Apr 23, 2012 April 23, 2012
The Fontainebleau on Miami Beach was the stuff legends are made of, and yet, like many a genius, it was mocked and underestimated in its era, for a lack of appreciation of its obvious ingenuity in design. A mammoth structure, envisioned by architect Morris Lapidus, brought to life in the year 1954, this extravagant hotel finally receives a title befitting of its legendary status.
The iconic Fontainebleau of Miami Beach has been voted the best building in Florida after a month-long, public competition conducted by the Floridian chapter of the American Institute of Architects. With a whopping 2.4 million votes behind its win, the Fontainebleau left behind 99 other entries on the list inclusive of bigwigs such as Mar-a-Lago (no. 5), The Breakers Resort (no. 7), and Fort Lauderdale (no. 9). The crowning ceremony of the hotel took place poolside overlooking the Atlantic Ocean.

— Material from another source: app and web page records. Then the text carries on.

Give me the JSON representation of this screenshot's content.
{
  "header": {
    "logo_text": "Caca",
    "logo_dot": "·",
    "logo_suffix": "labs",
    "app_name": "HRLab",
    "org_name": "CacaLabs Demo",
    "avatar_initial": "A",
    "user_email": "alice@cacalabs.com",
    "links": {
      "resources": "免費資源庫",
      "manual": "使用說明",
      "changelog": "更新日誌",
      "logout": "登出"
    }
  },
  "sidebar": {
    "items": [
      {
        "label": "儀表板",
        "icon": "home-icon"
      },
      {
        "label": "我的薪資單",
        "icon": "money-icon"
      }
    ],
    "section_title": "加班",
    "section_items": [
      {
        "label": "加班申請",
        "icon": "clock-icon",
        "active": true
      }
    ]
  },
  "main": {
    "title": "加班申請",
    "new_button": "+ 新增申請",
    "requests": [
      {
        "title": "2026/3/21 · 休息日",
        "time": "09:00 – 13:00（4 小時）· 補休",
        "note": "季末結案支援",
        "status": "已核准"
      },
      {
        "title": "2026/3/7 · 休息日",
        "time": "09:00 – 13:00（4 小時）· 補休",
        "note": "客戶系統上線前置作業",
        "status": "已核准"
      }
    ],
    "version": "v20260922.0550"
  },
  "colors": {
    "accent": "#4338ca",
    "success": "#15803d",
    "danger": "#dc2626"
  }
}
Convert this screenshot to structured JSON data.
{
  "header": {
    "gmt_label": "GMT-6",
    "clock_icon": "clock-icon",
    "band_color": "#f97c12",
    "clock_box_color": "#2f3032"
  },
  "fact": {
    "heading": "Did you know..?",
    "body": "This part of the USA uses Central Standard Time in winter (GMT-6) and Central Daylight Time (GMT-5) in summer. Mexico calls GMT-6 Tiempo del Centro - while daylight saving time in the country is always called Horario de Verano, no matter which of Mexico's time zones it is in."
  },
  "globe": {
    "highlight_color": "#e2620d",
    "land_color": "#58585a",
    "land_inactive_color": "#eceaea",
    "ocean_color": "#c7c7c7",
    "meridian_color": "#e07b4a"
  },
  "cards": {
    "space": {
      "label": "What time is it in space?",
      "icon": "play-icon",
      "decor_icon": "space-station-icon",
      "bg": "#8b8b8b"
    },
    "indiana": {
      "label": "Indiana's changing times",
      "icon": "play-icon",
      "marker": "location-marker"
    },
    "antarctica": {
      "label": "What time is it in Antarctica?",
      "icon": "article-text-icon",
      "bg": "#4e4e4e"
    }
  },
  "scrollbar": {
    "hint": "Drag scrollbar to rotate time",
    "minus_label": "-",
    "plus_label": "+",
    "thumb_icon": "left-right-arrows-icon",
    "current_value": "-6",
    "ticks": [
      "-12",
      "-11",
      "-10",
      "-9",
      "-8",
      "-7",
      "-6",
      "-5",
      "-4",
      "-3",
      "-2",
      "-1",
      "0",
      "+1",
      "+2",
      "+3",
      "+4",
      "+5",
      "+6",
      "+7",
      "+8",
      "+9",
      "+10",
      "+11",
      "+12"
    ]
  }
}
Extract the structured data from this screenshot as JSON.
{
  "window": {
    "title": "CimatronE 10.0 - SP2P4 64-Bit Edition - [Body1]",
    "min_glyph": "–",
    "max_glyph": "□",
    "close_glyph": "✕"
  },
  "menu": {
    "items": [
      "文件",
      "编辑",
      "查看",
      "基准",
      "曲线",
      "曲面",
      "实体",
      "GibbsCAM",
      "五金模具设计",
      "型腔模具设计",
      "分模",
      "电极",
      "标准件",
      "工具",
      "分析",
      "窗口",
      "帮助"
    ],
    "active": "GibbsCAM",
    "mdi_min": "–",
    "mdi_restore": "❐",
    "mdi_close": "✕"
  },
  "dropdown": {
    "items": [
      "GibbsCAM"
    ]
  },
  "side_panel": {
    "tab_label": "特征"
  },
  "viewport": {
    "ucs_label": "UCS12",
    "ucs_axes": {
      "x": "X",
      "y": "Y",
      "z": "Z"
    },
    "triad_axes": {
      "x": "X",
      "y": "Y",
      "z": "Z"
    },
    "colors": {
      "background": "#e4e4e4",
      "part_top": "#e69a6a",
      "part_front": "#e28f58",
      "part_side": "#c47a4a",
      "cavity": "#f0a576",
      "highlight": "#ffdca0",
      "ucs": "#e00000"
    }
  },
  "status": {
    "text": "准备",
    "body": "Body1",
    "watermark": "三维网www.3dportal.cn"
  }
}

Millionaire Row’s darling, the Fontainebleau, Miami Beach dared to break away from the stronghold of the prevalent International Style in its era, to include a curvilinear design complete with luxurious adornments and a signature bow-tie patterned floor that together make up the modern-meets-baroque work of art we are familiar with. Crowned a national architectural milestone, the Fontainebleau can be said to have restored expressiveness to modern architecture, inspiring design elements for many other Miami Beach condos.
After its 2008 renovations, the hotel not only preserved elements of its glamorous past, but also geared up with facilities for the modern-day discerning traveler. The Fontainebleau on Miami Beach still holds on to its most iconic mementos including the mysterious ‘Staircase to Nowhere’, signature bow-tie marble flooring, striking gold-tiled columns and walls as well as other dramatic features from its original plan. In the famous words of its bold architect, this iconic hotel still makes sure that it retains the same elements from its past, which were meant to create a shock and awe effect where people just “walk in and drop dead”.